My hair was styled in Bantu knots and my sister was wearing non-synthetic individual braids. This moment was significant for the Black child in our majority white town. It signified that her hair was normal, acceptable, and beautiful. Similar sentiments were felt all around the world, specifically by the Black community, as we saw ourselves in Vice President-elect, Kamala Harris.
We felt seen and appreciated as people of color and expressed joy for gaining representation in the White House. We quickly became confident that Harris – as she had so many times in her career – would be a voice for Black and underrepresented communities.

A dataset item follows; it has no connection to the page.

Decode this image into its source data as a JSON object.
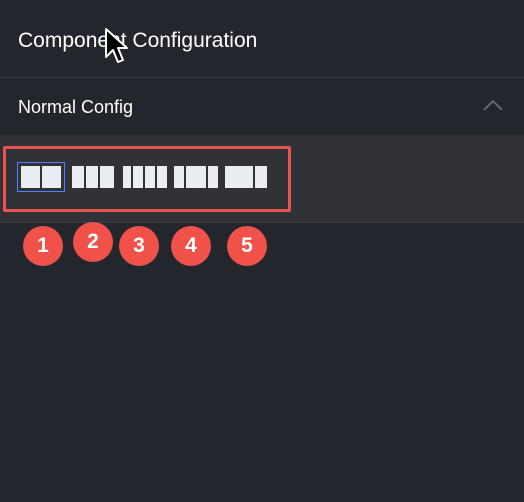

Our hope was restored in a country that could grant opportunities to women and people of color.
With all this, we also wondered what Kamala Harris’s time in office could mean for Black hair. The hair decisions afforded to Black women are inherently political. We decide to weave our hair and are accused of assimilating. We wear it natural or in braids and are praised for honoring our diaspora. The versatility of Black hair is a double-edged sword: great for the wearer but open for public scrutiny.